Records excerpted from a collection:
*-*-*
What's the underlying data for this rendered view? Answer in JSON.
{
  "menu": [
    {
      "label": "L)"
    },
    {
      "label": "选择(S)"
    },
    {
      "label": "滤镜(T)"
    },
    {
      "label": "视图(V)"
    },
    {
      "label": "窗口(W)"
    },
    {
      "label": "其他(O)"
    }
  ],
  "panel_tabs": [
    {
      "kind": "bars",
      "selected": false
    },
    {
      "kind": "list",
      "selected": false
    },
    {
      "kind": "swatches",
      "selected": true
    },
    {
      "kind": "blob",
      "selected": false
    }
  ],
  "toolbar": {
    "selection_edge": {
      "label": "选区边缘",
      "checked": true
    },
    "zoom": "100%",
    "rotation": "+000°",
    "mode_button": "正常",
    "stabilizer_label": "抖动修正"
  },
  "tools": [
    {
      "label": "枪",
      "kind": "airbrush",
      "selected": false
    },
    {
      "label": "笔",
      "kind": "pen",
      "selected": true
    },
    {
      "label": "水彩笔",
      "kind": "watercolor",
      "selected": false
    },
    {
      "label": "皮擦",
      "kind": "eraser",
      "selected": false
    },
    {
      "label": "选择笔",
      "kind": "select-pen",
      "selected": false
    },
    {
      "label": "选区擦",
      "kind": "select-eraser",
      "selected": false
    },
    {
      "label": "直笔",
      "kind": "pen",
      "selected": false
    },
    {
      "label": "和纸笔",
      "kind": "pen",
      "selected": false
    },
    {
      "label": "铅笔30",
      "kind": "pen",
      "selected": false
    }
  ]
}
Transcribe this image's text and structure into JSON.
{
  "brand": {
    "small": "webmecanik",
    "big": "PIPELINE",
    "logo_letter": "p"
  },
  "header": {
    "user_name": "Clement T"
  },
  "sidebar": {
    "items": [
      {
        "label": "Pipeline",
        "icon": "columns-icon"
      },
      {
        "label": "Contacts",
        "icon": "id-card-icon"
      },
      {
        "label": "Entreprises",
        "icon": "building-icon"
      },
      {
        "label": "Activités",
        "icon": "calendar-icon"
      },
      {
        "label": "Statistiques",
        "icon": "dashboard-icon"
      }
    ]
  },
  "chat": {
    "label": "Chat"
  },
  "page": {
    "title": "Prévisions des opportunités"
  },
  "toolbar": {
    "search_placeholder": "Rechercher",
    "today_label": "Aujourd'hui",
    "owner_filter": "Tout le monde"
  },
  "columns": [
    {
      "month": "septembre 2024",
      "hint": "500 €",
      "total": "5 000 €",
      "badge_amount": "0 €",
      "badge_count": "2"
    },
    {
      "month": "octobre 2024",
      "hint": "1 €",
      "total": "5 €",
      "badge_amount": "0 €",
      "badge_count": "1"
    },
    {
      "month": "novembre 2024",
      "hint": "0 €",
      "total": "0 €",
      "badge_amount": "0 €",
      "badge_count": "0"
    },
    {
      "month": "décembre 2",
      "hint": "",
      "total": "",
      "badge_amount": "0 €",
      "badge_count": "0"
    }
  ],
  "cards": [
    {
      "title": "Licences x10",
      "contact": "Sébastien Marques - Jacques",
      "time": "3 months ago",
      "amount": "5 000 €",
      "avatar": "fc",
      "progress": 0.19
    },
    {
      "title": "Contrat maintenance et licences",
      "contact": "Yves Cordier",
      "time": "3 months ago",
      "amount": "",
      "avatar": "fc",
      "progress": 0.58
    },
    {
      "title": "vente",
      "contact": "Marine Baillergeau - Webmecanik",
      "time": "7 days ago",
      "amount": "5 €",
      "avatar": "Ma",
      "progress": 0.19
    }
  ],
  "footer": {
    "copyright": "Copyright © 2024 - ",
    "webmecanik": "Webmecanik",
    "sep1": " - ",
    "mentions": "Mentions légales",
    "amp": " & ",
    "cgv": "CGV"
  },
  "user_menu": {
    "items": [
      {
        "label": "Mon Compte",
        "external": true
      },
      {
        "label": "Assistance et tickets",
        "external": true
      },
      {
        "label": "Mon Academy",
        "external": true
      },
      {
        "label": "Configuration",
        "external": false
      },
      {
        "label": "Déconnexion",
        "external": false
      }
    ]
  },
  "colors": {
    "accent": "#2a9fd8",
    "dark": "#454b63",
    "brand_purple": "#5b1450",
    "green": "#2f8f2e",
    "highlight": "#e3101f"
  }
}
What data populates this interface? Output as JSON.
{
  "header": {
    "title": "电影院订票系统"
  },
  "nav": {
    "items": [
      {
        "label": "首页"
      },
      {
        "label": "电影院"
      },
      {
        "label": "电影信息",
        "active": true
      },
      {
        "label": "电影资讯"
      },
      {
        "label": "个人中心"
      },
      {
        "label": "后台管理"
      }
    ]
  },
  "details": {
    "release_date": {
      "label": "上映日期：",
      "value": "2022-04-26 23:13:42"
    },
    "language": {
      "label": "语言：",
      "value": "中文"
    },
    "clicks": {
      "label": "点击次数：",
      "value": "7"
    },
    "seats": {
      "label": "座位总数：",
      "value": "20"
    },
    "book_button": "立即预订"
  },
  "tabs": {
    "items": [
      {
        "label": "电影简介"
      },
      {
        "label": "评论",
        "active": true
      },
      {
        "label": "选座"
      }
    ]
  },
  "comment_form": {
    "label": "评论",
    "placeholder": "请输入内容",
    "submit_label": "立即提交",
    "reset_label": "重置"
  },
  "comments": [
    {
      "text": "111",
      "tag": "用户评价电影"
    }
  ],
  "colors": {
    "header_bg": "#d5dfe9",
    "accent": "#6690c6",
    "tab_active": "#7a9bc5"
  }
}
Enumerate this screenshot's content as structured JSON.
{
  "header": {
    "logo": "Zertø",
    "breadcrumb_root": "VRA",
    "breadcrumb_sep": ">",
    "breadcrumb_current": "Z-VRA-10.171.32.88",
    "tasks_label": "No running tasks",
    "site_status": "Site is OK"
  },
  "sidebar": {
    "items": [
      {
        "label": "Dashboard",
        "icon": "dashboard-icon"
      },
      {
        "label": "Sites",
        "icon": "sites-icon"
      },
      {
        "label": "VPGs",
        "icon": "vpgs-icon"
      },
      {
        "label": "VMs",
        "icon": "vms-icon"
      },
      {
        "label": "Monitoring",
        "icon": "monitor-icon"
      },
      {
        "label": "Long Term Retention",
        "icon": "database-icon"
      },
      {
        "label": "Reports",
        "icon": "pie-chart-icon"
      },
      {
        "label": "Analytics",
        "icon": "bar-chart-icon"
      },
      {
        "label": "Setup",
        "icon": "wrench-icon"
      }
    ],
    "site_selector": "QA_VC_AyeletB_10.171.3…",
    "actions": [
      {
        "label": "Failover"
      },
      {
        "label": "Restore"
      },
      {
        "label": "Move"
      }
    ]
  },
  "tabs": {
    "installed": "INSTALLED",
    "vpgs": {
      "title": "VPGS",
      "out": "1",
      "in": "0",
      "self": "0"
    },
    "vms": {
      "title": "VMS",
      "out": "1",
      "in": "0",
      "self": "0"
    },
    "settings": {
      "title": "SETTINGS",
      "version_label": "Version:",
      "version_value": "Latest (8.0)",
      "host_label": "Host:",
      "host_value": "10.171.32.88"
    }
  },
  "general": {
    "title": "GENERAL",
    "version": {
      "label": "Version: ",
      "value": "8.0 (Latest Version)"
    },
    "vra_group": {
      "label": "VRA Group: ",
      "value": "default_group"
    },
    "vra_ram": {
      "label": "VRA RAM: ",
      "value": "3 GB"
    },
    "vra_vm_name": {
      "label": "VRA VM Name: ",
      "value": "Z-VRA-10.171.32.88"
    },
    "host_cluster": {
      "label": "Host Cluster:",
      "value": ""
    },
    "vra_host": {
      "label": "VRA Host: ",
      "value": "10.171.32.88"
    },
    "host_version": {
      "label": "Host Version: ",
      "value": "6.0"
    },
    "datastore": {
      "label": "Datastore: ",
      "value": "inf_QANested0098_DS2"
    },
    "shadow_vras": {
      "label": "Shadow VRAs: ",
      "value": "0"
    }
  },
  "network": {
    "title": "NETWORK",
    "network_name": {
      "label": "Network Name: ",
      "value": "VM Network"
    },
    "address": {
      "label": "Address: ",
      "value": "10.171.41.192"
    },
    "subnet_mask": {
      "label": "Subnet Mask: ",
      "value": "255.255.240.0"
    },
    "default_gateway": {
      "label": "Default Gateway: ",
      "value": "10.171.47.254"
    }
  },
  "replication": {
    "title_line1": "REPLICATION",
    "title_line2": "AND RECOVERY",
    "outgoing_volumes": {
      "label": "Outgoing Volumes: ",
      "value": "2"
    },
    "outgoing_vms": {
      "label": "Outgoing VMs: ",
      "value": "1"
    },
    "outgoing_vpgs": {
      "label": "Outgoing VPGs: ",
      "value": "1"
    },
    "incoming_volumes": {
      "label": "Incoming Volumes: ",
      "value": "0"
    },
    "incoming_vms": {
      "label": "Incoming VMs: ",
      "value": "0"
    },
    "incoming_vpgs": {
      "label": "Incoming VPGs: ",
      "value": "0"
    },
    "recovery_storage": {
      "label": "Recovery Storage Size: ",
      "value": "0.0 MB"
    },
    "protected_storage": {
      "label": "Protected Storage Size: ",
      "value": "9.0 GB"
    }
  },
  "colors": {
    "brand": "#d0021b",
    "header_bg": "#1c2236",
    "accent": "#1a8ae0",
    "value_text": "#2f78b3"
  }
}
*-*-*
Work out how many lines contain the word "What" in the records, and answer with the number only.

▸ **Answer to this exercise**
2